    I’m used to seeing video directors doing their “recce” and using thumbs and forefingers of their two hands to make a “frame” through which to view and to plan their intended shots.

    Lately they are all using their iPhones for the purpose. I suppose it is self evident, using a camera as a stand-in for a camera. But it is a change in practice that I noticed.

  • Steven

    Is that 45 pounds for four chairs? That’s something like 71 dollars. It’s bad enough that they are avocado green (the official co-color, along with mustard brown, of the 1970s), but 71 bucks for four exceptionally ugly plastic chairs is just mind-boggling.

    It gets worst if that is the price per chair.

  • Julie near Chicago

    Those are among the most ghastly chairs I’ve ever seen.
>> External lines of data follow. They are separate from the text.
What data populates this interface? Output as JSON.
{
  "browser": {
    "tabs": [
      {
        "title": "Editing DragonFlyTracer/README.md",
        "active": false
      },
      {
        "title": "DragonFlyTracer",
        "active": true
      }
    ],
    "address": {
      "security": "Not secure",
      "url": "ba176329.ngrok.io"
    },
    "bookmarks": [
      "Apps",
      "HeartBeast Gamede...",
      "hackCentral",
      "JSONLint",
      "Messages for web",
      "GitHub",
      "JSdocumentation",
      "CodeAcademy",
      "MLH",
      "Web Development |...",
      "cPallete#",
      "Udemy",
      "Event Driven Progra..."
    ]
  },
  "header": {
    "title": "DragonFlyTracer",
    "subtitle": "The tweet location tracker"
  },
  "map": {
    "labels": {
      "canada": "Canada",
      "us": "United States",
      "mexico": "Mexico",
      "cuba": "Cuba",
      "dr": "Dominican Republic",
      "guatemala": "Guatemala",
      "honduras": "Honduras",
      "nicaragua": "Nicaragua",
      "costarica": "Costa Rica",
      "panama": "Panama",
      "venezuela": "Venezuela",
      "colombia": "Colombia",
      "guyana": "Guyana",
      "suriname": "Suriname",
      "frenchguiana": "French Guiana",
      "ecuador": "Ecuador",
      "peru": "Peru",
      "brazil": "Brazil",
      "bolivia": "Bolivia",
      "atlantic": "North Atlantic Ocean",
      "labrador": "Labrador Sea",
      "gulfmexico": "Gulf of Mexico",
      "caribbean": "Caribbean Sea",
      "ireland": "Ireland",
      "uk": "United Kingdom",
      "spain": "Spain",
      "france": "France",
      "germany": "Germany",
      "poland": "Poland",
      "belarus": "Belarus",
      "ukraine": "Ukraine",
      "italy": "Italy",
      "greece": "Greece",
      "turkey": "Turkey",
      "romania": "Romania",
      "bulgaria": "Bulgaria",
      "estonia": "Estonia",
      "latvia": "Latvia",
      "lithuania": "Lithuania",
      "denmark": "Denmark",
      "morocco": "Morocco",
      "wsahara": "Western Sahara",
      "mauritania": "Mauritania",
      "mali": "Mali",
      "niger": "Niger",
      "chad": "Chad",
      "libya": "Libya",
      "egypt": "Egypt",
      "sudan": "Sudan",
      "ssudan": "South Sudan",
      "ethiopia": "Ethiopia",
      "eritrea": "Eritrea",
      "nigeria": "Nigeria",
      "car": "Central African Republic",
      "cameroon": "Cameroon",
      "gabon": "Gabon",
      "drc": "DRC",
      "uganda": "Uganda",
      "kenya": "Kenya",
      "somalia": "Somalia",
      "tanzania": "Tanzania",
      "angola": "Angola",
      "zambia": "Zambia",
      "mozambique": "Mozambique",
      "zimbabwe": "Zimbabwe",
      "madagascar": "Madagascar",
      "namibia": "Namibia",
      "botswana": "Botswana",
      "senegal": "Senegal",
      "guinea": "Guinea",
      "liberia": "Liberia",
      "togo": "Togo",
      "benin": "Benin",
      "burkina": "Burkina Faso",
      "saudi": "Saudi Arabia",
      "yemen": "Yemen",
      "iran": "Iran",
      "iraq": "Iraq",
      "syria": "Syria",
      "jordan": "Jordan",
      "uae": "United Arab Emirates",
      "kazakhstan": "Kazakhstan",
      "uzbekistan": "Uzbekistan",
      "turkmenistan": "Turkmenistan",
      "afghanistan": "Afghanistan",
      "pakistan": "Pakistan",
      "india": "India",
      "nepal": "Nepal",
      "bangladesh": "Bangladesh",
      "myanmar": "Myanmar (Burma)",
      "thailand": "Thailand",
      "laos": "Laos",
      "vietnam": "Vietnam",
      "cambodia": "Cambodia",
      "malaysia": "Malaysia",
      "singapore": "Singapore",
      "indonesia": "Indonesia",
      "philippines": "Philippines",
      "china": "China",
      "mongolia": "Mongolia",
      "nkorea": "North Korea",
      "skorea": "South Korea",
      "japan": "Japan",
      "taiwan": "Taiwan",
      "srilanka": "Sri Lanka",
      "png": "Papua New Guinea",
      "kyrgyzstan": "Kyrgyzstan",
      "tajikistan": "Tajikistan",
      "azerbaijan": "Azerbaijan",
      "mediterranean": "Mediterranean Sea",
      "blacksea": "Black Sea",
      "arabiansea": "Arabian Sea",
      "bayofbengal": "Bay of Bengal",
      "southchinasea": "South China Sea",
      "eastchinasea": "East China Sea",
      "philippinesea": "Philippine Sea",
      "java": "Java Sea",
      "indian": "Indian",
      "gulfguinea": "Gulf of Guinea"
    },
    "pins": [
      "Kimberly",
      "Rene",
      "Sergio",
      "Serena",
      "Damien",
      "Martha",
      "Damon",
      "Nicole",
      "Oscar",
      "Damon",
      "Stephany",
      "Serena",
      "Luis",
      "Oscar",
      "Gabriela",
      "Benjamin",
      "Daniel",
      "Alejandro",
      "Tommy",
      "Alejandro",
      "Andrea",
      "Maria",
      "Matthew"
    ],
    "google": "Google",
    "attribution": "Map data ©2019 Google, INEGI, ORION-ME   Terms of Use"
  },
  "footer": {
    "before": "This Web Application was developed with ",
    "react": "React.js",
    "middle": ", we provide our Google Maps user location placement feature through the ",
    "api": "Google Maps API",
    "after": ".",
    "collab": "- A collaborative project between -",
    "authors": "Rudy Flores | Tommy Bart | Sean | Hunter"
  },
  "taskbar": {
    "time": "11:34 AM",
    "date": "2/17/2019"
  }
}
Thank you, Brian, for giving us something truly perverse to occupy our minds as we attempt to go to sleep. 😉

  • OK, now I want to see what did you end up buying.

  • William O. B'Livion

    In 2009 I was wandering around museums in Italy and noticed that in modern museums with their primary focus being preservation of the original, I was often able to get a brighter and clearer view of the artwork through the LCD on my Lumix DMC-LX3 than with my Mark One Eyeballs.

  • RAB

    Erm… how about cushions and sitting on the floor Brian? I’m sixty but can still manage crossed legs.

    As to the camera, it is bloody marvelous folks, thoroughly enjoying ours.

  • Brian asked me to stay and he told me to sit anywhere;
    I looked all around and I noticed there wasn’t a chair.

  • RAB

    Ted, Norwegian Wood… and I claim my ten pounds.

    Song about an arsonist, if you think about it 😉

  • Steven,

    “It’s bad enough that they are avocado green (the official co-color, along with mustard brown, of the 1970s”

    Pah! You obviously know nothing of recent trends in interior decor. The 70’s generally and avocado specifically is right bang on trend at the moment, riding a wave of nostalgia from kids of the sixties.

    This is fortunate for those of us who were never in a position to replace a perfectly functional bathroom suite just because the colour was out of fashion…

  • PersonFromPorlock

    Hell, I like avocado! And beige! It’s black electronic gadgets with tiny ‘silver’ (read: ‘dim gray’) labels on the controls that are the true Abomination!

  • PersonFromPorlock

    I should add that the rear view of a naked fat man sitting in one of those chairs would be, um, unedifying.

  • Michael Jennings

    Brian, you appear to have posted the picture with the click and enlarge thing working just fine.

  • Julie near Chicago

    Natalie, just goes to show you can always find something to be thankful for. :>)

  • Fred Z

    I am landlord, builder and developer. I have used my cell phone to take pictures of:
    -electrical breaker panels to analyze circuit layouts.
    -contracts in a lawyers office, rather than taking notes.
    -licence plates and VIN numbers.
    -ad hoc engineering and construction detail sketches rather than asking the engineer to scan and email them.
    -piping as built.
    -poor construction work, good construction work, construction detail generally.
    -clean apartments, dirty and damaged apartments.
    -a persistent trespasser with a crapping dog. The judge was amused.

    And so on.

    It has become my most important tool.